Let’s face it, back to back games against Liverpool and Manchester City is the last thing we need right now. The Gunners are coming off the back of an energy-sapping derby loss which has seemingly put a downer on all the progress which occurred the weeks before. Alas, we can’t stay in the past and must look at each game as a fresh opportunity to showcase our talents.
In our mid-week clash, we’ll be welcoming the Champions of England to the Emirates. Some will say this is a meaningless clash but at Arsenal football club, every match should be played to win. We may be four points behind 7th-placed Sheffield United, but there are still nine points to play for till the end of the season, a Europa League place is still achievable.
This season, Liverpool have wiped out everyone before them. The Reds currently sit 21 points clear at the top of the table, having only lost two games all season. They’ve been in imperious form, winning 30 out of 35 games. In that time, they’ve scored 76 goals and conceded the least in the league with 27. They’re currently on the hunt for a PL points record, which stands at 100pts, meaning they need seven from a possible nine to match it.
On first glance, this Liverpool team look unbeatable, but we know in football that on any given day, any result is possible. Their defeats to Watford and Manchester City showed they are far from invincible and can be exposed with the correct game plan.
Expose space in behind the Full-Backs
It’s a well-known fact that Liverpool’s main source of chance creation comes through crosses. They bait teams into pressing them and then switch play quickly across the pitch, to expose space and create 2v1 overloads with the full-back and winger. In most scenarios, Mane and Salah then make run inwards while Robertson & Alexander-Arnold stay wide and provide crosses.
Such is their insistence on spamming crosses, it’s no surprise that Trent Alexander-Arnold has averaged the most number of key passes in the team at 2.3 per game. He is also the team’s highest assister with 12 PL assists and 17 big chances created this season.
His counterpart, Robertson has averaged 1.5 key passes a game, created 10 big chances and provided 9 assists. However, this style of play inevitably leaves space in behind down the flanks. Arsenal needs to target these areas on the counter-attack, looking to create 3v2 overloads on the isolated centre-backs.
Match up in Midfield
Alongside their relentless wing play, Liverpool have an industrious midfield that is tasked with feeding these full-backs. They often play a 4-3-3 that looks to dominate space in the middle, with even Firmino dropping deep to plug holes and receive the ball too.

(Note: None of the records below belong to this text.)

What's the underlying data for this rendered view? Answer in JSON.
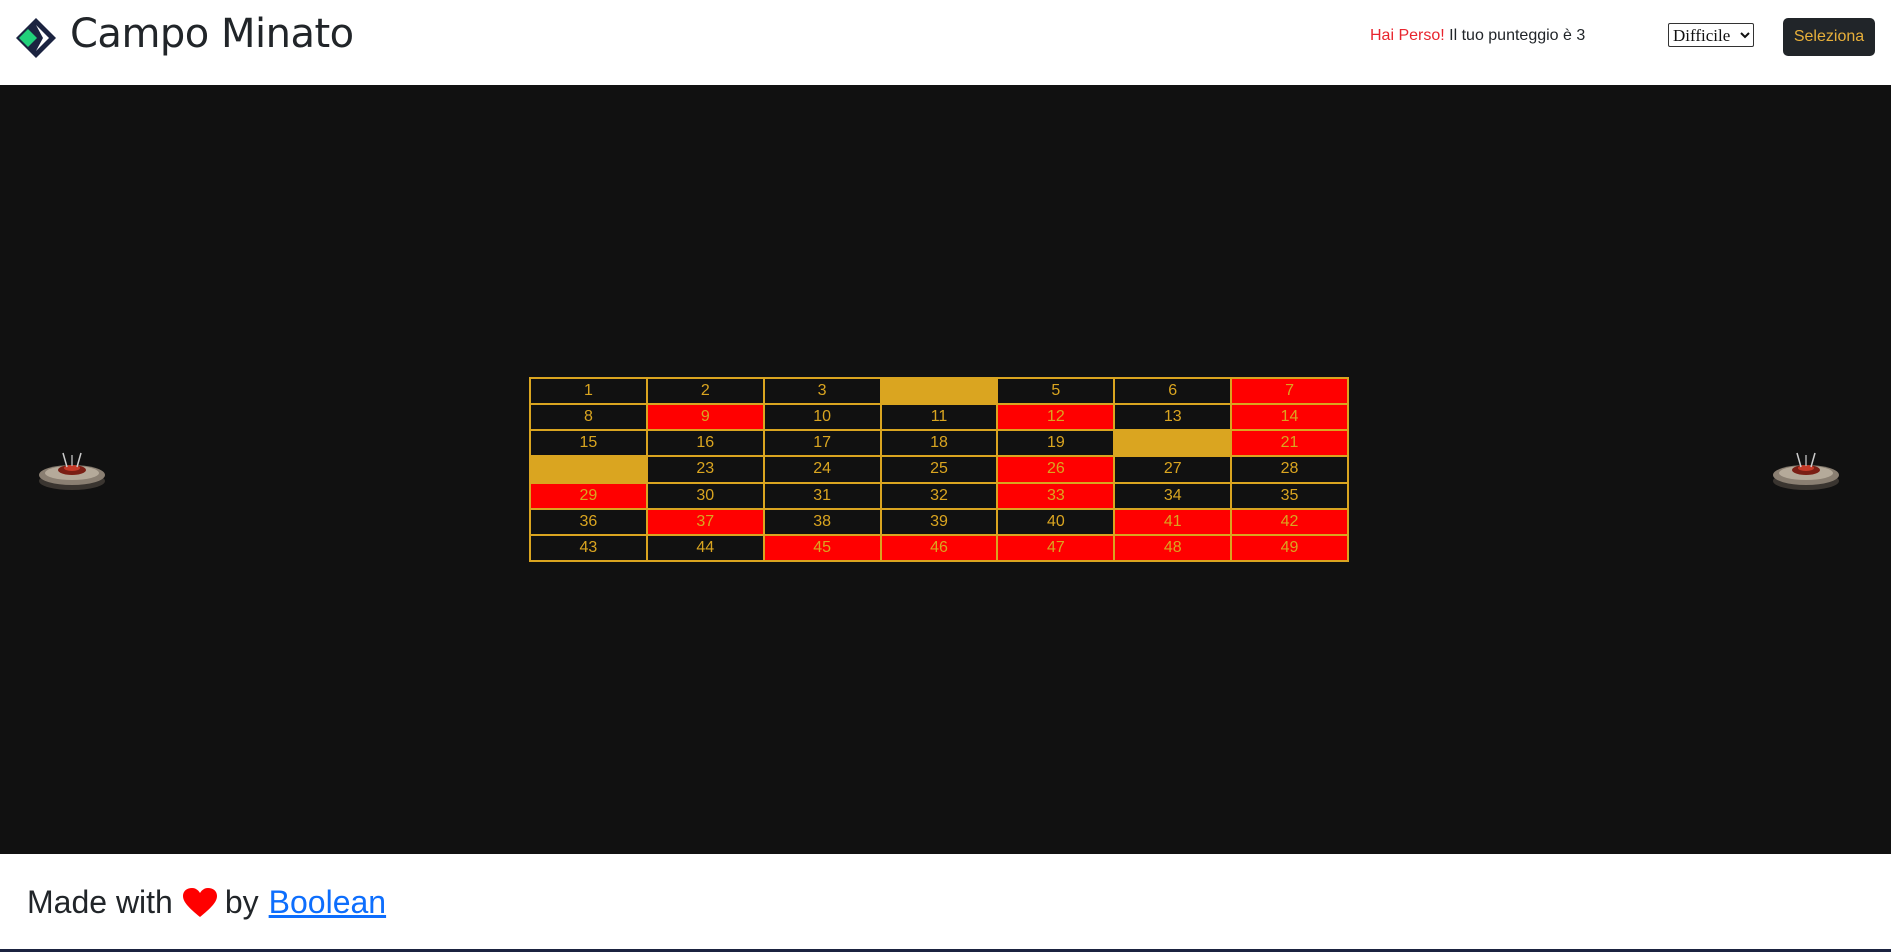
{
  "header": {
    "title": "Campo Minato",
    "status_lost": "Hai Perso!",
    "status_score": " Il tuo punteggio è 3",
    "difficulty_selected": "Difficile",
    "select_button": "Seleziona"
  },
  "colors": {
    "board_bg": "#111111",
    "cell_border": "#daa520",
    "bomb": "#ff0000",
    "revealed_safe": "#daa520",
    "button_bg": "#212529",
    "link": "#0d6efd"
  },
  "icons": {
    "logo": "diamond-chevron-logo-icon",
    "mine": "landmine-icon",
    "heart": "heart-icon"
  },
  "grid": {
    "columns": 7,
    "rows": 7,
    "cells": [
      {
        "n": "1",
        "s": "hidden"
      },
      {
        "n": "2",
        "s": "hidden"
      },
      {
        "n": "3",
        "s": "hidden"
      },
      {
        "n": "",
        "s": "safe"
      },
      {
        "n": "5",
        "s": "hidden"
      },
      {
        "n": "6",
        "s": "hidden"
      },
      {
        "n": "7",
        "s": "bomb"
      },
      {
        "n": "8",
        "s": "hidden"
      },
      {
        "n": "9",
        "s": "bomb"
      },
      {
        "n": "10",
        "s": "hidden"
      },
      {
        "n": "11",
        "s": "hidden"
      },
      {
        "n": "12",
        "s": "bomb"
      },
      {
        "n": "13",
        "s": "hidden"
      },
      {
        "n": "14",
        "s": "bomb"
      },
      {
        "n": "15",
        "s": "hidden"
      },
      {
        "n": "16",
        "s": "hidden"
      },
      {
        "n": "17",
        "s": "hidden"
      },
      {
        "n": "18",
        "s": "hidden"
      },
      {
        "n": "19",
        "s": "hidden"
      },
      {
        "n": "",
        "s": "safe"
      },
      {
        "n": "21",
        "s": "bomb"
      },
      {
        "n": "",
        "s": "safe"
      },
      {
        "n": "23",
        "s": "hidden"
      },
      {
        "n": "24",
        "s": "hidden"
      },
      {
        "n": "25",
        "s": "hidden"
      },
      {
        "n": "26",
        "s": "bomb"
      },
      {
        "n": "27",
        "s": "hidden"
      },
      {
        "n": "28",
        "s": "hidden"
      },
      {
        "n": "29",
        "s": "bomb"
      },
      {
        "n": "30",
        "s": "hidden"
      },
      {
        "n": "31",
        "s": "hidden"
      },
      {
        "n": "32",
        "s": "hidden"
      },
      {
        "n": "33",
        "s": "bomb"
      },
      {
        "n": "34",
        "s": "hidden"
      },
      {
        "n": "35",
        "s": "hidden"
      },
      {
        "n": "36",
        "s": "hidden"
      },
      {
        "n": "37",
        "s": "bomb"
      },
      {
        "n": "38",
        "s": "hidden"
      },
      {
        "n": "39",
        "s": "hidden"
      },
      {
        "n": "40",
        "s": "hidden"
      },
      {
        "n": "41",
        "s": "bomb"
      },
      {
        "n": "42",
        "s": "bomb"
      },
      {
        "n": "43",
        "s": "hidden"
      },
      {
        "n": "44",
        "s": "hidden"
      },
      {
        "n": "45",
        "s": "bomb"
      },
      {
        "n": "46",
        "s": "bomb"
      },
      {
        "n": "47",
        "s": "bomb"
      },
      {
        "n": "48",
        "s": "bomb"
      },
      {
        "n": "49",
        "s": "bomb"
      }
    ]
  },
  "footer": {
    "made_with": "Made with",
    "by": "by",
    "link_text": "Boolean"
  }
}
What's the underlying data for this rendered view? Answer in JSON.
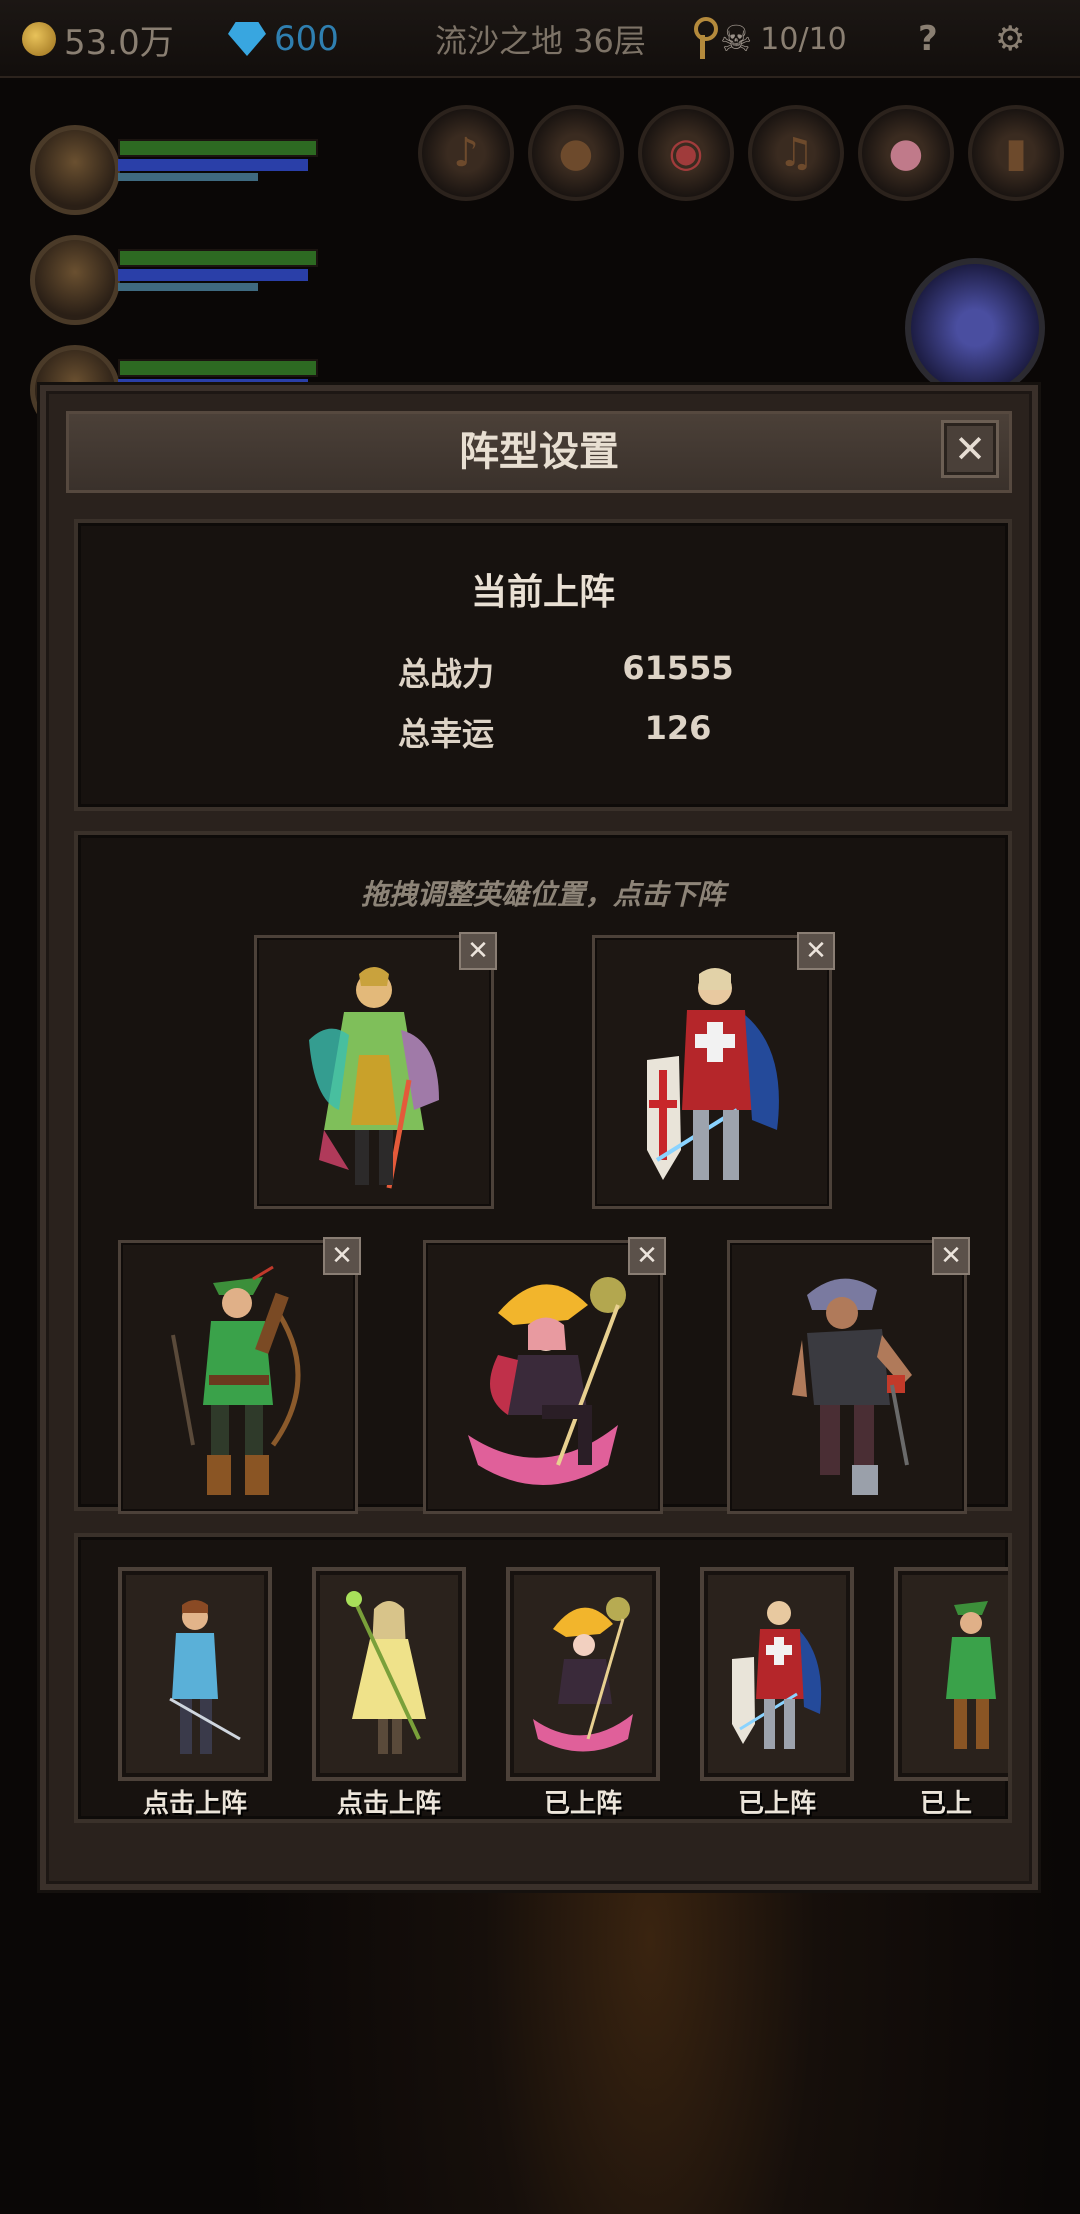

To counter that, Arsenal cannot afford to play a pivot of Granit Xhaka-Dani Ceballos as the duo will simply be overrun by Liverpool’s three. Arteta must deploy the tenacious Lucas Torreira alongside the duo to then match up with the Reds. Xhaka would be tasked with sitting in between the two CBs & cutting off passing lanes, while Ceballos and Torreira could continue pressing Liverpool’s midfielders.
What formation to play?
In recent weeks, Arteta has deployed a 3-4-3 as a temporary solution as he doesn’t trust his defenders in a normal pairing. For this game, he has two realistic options: either a 5-3-2 or a customary 4-3-3. The 5-3-2 would allow the Gunners to continue using a back three and wing-backs whilst now deploying a midfield three for Torreira to come into. The two upfront of Aubameyang and Pepe could act as wide forwards that would look to continuously expose the space in behind Alexander-Arnold and Robertson.
The 4-3-3 would be a much more attacking option but would share many of the same values. Its main purpose would be to match Liverpool in the middle, going man for man. The two out wide would once again look to expose the space in behind while the striker would drop deep and lure in the CBs. In either formation, Arsenal’s full-backs would need to be conservative in their ventures forward as they must be wary of Liverpool’s fast transitions from back to front.
To beat Jurgen Klopp’s men will, of course, be an almighty ask for the Gunners but if they focus on stopping the source of crosses, negate the threat of counter-attacks and then be quick in transitions they could have a chance. Just to add a little bit of hope, if we’re still in the game late on, we must keep pressing as Liverpool have conceded the majority of their goals (40%) in the final 30 minutes of games.